In our example, this interval is [1.80%; 29.79%; 66.15%], meaning that it is quite unlikely that the real gain is below 1.8 %, and it is also quite unlikely that the gain is more than 66.15%. And there is an equal chance that the real rate is above or under the median, 29.79%.
It is important to note that, in this case, a 1.80% relative gain is quite small, and is maybe not worth implementation, at least not yet, even if the best-case scenario is very appealing (66%). This is why, in practice, we suggest waiting for at least 5000 visitors per variation before one calls a test "ready", to obtain a smaller confidence interval.
The confidence interval is shown here (in the red rectangle) in the report (on another experiment):
For data like transaction values, we use the Mann-Whitney U test for its nice property with extreme values.
A few customers ordering for huge value can raise a variation in average order value but are not significant by the number of people. Imagine that an A/B test holds 10 extreme values (let's say 10 customers that spend 20 times the average order value). The chance that these 10 visitors are not evenly split between A & B is quite high since the assignment is purely random. This will imply a noticeable difference between the average order value of A & B. But this difference is maybe not statistically significant because of the too small number of visitors concerned.

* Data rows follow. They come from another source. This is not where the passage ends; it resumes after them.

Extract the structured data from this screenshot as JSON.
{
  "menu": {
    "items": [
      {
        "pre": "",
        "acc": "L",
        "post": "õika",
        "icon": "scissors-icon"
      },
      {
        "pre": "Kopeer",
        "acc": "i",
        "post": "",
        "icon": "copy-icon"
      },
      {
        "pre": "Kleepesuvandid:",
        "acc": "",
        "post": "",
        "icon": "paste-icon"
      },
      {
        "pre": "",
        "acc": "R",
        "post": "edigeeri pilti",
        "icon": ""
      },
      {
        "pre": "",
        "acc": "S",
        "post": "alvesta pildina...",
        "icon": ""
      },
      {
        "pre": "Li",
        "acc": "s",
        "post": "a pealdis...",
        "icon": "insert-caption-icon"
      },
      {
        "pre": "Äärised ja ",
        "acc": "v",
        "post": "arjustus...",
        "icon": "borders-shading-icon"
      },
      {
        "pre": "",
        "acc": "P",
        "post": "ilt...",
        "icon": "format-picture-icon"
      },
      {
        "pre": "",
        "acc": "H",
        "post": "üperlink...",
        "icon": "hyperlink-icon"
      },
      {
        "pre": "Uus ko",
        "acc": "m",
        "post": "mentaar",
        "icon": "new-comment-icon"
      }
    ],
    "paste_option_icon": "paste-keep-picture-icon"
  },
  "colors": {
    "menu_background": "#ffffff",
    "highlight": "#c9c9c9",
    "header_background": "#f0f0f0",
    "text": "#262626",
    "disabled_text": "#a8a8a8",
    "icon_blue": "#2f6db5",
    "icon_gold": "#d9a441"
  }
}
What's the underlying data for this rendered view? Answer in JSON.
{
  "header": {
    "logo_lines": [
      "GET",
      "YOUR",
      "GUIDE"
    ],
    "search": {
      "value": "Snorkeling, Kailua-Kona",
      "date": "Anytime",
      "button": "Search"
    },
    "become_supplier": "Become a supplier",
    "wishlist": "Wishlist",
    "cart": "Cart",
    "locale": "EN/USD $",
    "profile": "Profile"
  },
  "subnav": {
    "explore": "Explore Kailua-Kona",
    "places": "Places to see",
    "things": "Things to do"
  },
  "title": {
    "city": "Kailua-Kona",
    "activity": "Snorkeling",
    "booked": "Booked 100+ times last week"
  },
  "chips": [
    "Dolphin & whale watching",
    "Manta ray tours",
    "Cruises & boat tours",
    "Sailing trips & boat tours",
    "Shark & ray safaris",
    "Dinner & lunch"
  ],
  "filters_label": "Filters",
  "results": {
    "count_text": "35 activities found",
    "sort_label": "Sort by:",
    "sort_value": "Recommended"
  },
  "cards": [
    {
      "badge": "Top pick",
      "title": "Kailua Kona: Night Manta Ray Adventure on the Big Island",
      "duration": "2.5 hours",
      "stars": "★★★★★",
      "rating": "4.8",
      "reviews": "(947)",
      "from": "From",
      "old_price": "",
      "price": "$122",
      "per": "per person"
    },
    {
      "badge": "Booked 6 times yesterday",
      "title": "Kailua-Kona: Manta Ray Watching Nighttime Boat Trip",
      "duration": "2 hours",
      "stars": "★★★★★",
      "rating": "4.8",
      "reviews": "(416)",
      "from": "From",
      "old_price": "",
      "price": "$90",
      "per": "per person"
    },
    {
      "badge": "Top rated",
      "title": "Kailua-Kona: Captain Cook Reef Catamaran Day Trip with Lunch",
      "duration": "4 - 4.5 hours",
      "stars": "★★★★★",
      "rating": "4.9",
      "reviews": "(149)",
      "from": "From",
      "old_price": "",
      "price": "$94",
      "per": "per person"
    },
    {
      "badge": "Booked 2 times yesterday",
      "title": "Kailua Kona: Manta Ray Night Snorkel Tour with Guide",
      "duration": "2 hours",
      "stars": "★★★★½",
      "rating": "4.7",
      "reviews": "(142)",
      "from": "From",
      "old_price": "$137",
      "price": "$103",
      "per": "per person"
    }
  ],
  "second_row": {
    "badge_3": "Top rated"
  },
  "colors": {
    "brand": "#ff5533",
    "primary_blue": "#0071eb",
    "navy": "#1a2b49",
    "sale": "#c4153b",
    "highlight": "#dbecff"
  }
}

So it is important to trust the chances to win provided by this statistical test. It's not uncommon to see an observed average order value going up and the statistic says that the chance to win is below 50% showing an opposite trend. And the reverse may also happen: an observed negative trend for the average cart value can be a winner if the chances to win are above 95%.
Limitations of any test procedure
This approach is only valid for one comparison, when comparing several variations we need to take into account the implicit
risk augmentation. The basic idea is simple: when considering a winner if the chances to win are at 95%, we know we take a 5% risk to make a mistake. This means that making 2 comparisons when dealing with an ABC test, will lead to a 10% risk of making at
least one mistake.
To take this into account, we apply the Holm-Bonferonni method to the chances to win index when there are more than 2 variations (inclu
ding the original).